Dataset entries:
#####
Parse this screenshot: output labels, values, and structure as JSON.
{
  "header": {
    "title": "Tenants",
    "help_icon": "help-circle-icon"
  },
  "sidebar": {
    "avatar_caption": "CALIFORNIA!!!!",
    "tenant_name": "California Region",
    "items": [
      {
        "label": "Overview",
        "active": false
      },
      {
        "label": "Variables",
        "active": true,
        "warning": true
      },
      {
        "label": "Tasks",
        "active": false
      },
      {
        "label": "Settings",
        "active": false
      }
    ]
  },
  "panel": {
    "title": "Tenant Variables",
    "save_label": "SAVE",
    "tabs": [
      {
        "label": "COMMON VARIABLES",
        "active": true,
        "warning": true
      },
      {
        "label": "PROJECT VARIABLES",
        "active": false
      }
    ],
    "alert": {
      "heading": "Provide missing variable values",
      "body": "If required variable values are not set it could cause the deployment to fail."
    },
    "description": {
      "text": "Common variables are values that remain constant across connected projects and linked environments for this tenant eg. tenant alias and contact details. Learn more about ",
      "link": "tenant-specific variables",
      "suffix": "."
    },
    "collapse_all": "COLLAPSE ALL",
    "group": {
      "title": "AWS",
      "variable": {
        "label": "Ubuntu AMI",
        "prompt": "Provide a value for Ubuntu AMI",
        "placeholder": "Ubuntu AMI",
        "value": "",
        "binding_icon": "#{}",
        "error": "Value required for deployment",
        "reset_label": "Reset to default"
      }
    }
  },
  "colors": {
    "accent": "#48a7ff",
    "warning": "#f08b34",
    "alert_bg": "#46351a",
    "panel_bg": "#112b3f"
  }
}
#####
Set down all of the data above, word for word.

Answer to this exercise:
Parse this screenshot: output labels, values, and structure as JSON.
{
  "header": {
    "title": "Tenants",
    "help_icon": "help-circle-icon"
  },
  "sidebar": {
    "avatar_caption": "CALIFORNIA!!!!",
    "tenant_name": "California Region",
    "items": [
      {
        "label": "Overview",
        "active": false
      },
      {
        "label": "Variables",
        "active": true,
        "warning": true
      },
      {
        "label": "Tasks",
        "active": false
      },
      {
        "label": "Settings",
        "active": false
      }
    ]
  },
  "panel": {
    "title": "Tenant Variables",
    "save_label": "SAVE",
    "tabs": [
      {
        "label": "COMMON VARIABLES",
        "active": true,
        "warning": true
      },
      {
        "label": "PROJECT VARIABLES",
        "active": false
      }
    ],
    "alert": {
      "heading": "Provide missing variable values",
      "body": "If required variable values are not set it could cause the deployment to fail."
    },
    "description": {
      "text": "Common variables are values that remain constant across connected projects and linked environments for this tenant eg. tenant alias and contact details. Learn more about ",
      "link": "tenant-specific variables",
      "suffix": "."
    },
    "collapse_all": "COLLAPSE ALL",
    "group": {
      "title": "AWS",
      "variable": {
        "label": "Ubuntu AMI",
        "prompt": "Provide a value for Ubuntu AMI",
        "placeholder": "Ubuntu AMI",
        "value": "",
        "binding_icon": "#{}",
        "error": "Value required for deployment",
        "reset_label": "Reset to default"
      }
    }
  },
  "colors": {
    "accent": "#48a7ff",
    "warning": "#f08b34",
    "alert_bg": "#46351a",
    "panel_bg": "#112b3f"
  }
}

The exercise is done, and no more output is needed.